Data section:
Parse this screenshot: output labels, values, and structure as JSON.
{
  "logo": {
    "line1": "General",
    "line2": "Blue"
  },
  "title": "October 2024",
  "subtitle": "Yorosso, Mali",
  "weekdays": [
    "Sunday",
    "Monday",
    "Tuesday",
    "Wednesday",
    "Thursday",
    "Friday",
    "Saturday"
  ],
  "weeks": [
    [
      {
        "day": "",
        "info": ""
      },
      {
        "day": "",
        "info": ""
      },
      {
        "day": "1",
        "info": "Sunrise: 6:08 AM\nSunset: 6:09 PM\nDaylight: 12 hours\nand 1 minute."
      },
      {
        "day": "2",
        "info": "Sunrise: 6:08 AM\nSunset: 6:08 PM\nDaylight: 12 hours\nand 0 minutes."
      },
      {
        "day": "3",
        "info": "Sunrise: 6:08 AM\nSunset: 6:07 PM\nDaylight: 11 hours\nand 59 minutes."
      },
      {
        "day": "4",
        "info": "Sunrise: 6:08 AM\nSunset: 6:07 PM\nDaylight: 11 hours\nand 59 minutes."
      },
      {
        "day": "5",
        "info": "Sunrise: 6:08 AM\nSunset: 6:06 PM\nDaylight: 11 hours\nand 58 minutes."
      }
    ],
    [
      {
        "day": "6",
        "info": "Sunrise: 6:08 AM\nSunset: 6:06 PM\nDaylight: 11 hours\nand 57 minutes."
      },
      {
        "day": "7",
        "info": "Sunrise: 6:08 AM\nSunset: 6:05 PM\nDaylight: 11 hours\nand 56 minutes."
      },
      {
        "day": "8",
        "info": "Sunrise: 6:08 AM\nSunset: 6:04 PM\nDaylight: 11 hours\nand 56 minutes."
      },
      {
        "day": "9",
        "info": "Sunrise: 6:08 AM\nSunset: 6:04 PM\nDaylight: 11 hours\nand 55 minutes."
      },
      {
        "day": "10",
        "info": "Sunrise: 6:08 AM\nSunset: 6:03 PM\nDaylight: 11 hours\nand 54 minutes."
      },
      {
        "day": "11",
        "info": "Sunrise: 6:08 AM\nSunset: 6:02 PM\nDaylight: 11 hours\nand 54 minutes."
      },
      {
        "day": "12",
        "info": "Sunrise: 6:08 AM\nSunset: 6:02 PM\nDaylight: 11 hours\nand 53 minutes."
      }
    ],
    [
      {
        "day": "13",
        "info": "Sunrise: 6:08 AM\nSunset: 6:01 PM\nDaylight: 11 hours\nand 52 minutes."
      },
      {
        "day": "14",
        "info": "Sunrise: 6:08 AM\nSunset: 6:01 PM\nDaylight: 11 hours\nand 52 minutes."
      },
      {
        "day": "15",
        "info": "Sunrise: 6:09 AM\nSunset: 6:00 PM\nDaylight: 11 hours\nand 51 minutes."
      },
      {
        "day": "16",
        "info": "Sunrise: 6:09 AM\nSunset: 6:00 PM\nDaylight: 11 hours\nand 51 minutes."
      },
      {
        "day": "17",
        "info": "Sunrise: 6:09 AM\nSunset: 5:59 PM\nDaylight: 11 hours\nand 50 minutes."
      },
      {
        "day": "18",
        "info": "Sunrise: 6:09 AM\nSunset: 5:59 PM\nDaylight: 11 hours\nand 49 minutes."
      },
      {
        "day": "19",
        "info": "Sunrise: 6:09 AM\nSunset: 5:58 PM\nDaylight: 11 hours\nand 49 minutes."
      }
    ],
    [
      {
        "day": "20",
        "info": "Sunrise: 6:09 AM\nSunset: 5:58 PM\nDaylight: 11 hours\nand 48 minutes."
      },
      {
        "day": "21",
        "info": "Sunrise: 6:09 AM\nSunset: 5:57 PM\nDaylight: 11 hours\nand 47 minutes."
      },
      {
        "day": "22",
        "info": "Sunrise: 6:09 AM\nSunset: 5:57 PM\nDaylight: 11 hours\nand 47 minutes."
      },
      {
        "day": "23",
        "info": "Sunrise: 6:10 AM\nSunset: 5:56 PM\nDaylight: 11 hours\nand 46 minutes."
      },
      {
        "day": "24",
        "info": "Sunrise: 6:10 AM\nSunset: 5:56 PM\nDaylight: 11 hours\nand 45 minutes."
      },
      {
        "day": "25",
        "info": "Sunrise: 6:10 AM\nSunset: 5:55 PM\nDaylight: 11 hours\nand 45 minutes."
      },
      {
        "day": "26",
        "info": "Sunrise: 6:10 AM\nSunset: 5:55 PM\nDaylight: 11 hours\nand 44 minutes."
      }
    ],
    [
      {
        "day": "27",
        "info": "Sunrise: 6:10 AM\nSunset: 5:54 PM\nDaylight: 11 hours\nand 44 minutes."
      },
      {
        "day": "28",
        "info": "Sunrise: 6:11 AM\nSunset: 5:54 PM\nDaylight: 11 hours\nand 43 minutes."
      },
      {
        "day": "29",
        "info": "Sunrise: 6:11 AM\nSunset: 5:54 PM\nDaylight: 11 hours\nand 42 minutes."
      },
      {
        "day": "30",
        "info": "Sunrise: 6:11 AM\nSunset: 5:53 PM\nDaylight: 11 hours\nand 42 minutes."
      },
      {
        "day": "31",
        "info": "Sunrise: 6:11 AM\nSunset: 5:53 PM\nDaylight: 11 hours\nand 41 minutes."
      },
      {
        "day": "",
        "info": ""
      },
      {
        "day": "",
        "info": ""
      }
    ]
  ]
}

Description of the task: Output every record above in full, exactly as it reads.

Answer to this problem:
Parse this screenshot: output labels, values, and structure as JSON.
{
  "logo": {
    "line1": "General",
    "line2": "Blue"
  },
  "title": "October 2024",
  "subtitle": "Yorosso, Mali",
  "weekdays": [
    "Sunday",
    "Monday",
    "Tuesday",
    "Wednesday",
    "Thursday",
    "Friday",
    "Saturday"
  ],
  "weeks": [
    [
      {
        "day": "",
        "info": ""
      },
      {
        "day": "",
        "info": ""
      },
      {
        "day": "1",
        "info": "Sunrise: 6:08 AM\nSunset: 6:09 PM\nDaylight: 12 hours\nand 1 minute."
      },
      {
        "day": "2",
        "info": "Sunrise: 6:08 AM\nSunset: 6:08 PM\nDaylight: 12 hours\nand 0 minutes."
      },
      {
        "day": "3",
        "info": "Sunrise: 6:08 AM\nSunset: 6:07 PM\nDaylight: 11 hours\nand 59 minutes."
      },
      {
        "day": "4",
        "info": "Sunrise: 6:08 AM\nSunset: 6:07 PM\nDaylight: 11 hours\nand 59 minutes."
      },
      {
        "day": "5",
        "info": "Sunrise: 6:08 AM\nSunset: 6:06 PM\nDaylight: 11 hours\nand 58 minutes."
      }
    ],
    [
      {
        "day": "6",
        "info": "Sunrise: 6:08 AM\nSunset: 6:06 PM\nDaylight: 11 hours\nand 57 minutes."
      },
      {
        "day": "7",
        "info": "Sunrise: 6:08 AM\nSunset: 6:05 PM\nDaylight: 11 hours\nand 56 minutes."
      },
      {
        "day": "8",
        "info": "Sunrise: 6:08 AM\nSunset: 6:04 PM\nDaylight: 11 hours\nand 56 minutes."
      },
      {
        "day": "9",
        "info": "Sunrise: 6:08 AM\nSunset: 6:04 PM\nDaylight: 11 hours\nand 55 minutes."
      },
      {
        "day": "10",
        "info": "Sunrise: 6:08 AM\nSunset: 6:03 PM\nDaylight: 11 hours\nand 54 minutes."
      },
      {
        "day": "11",
        "info": "Sunrise: 6:08 AM\nSunset: 6:02 PM\nDaylight: 11 hours\nand 54 minutes."
      },
      {
        "day": "12",
        "info": "Sunrise: 6:08 AM\nSunset: 6:02 PM\nDaylight: 11 hours\nand 53 minutes."
      }
    ],
    [
      {
        "day": "13",
        "info": "Sunrise: 6:08 AM\nSunset: 6:01 PM\nDaylight: 11 hours\nand 52 minutes."
      },
      {
        "day": "14",
        "info": "Sunrise: 6:08 AM\nSunset: 6:01 PM\nDaylight: 11 hours\nand 52 minutes."
      },
      {
        "day": "15",
        "info": "Sunrise: 6:09 AM\nSunset: 6:00 PM\nDaylight: 11 hours\nand 51 minutes."
      },
      {
        "day": "16",
        "info": "Sunrise: 6:09 AM\nSunset: 6:00 PM\nDaylight: 11 hours\nand 51 minutes."
      },
      {
        "day": "17",
        "info": "Sunrise: 6:09 AM\nSunset: 5:59 PM\nDaylight: 11 hours\nand 50 minutes."
      },
      {
        "day": "18",
        "info": "Sunrise: 6:09 AM\nSunset: 5:59 PM\nDaylight: 11 hours\nand 49 minutes."
      },
      {
        "day": "19",
        "info": "Sunrise: 6:09 AM\nSunset: 5:58 PM\nDaylight: 11 hours\nand 49 minutes."
      }
    ],
    [
      {
        "day": "20",
        "info": "Sunrise: 6:09 AM\nSunset: 5:58 PM\nDaylight: 11 hours\nand 48 minutes."
      },
      {
        "day": "21",
        "info": "Sunrise: 6:09 AM\nSunset: 5:57 PM\nDaylight: 11 hours\nand 47 minutes."
      },
      {
        "day": "22",
        "info": "Sunrise: 6:09 AM\nSunset: 5:57 PM\nDaylight: 11 hours\nand 47 minutes."
      },
      {
        "day": "23",
        "info": "Sunrise: 6:10 AM\nSunset: 5:56 PM\nDaylight: 11 hours\nand 46 minutes."
      },
      {
        "day": "24",
        "info": "Sunrise: 6:10 AM\nSunset: 5:56 PM\nDaylight: 11 hours\nand 45 minutes."
      },
      {
        "day": "25",
        "info": "Sunrise: 6:10 AM\nSunset: 5:55 PM\nDaylight: 11 hours\nand 45 minutes."
      },
      {
        "day": "26",
        "info": "Sunrise: 6:10 AM\nSunset: 5:55 PM\nDaylight: 11 hours\nand 44 minutes."
      }
    ],
    [
      {
        "day": "27",
        "info": "Sunrise: 6:10 AM\nSunset: 5:54 PM\nDaylight: 11 hours\nand 44 minutes."
      },
      {
        "day": "28",
        "info": "Sunrise: 6:11 AM\nSunset: 5:54 PM\nDaylight: 11 hours\nand 43 minutes."
      },
      {
        "day": "29",
        "info": "Sunrise: 6:11 AM\nSunset: 5:54 PM\nDaylight: 11 hours\nand 42 minutes."
      },
      {
        "day": "30",
        "info": "Sunrise: 6:11 AM\nSunset: 5:53 PM\nDaylight: 11 hours\nand 42 minutes."
      },
      {
        "day": "31",
        "info": "Sunrise: 6:11 AM\nSunset: 5:53 PM\nDaylight: 11 hours\nand 41 minutes."
      },
      {
        "day": "",
        "info": ""
      },
      {
        "day": "",
        "info": ""
      }
    ]
  ]
}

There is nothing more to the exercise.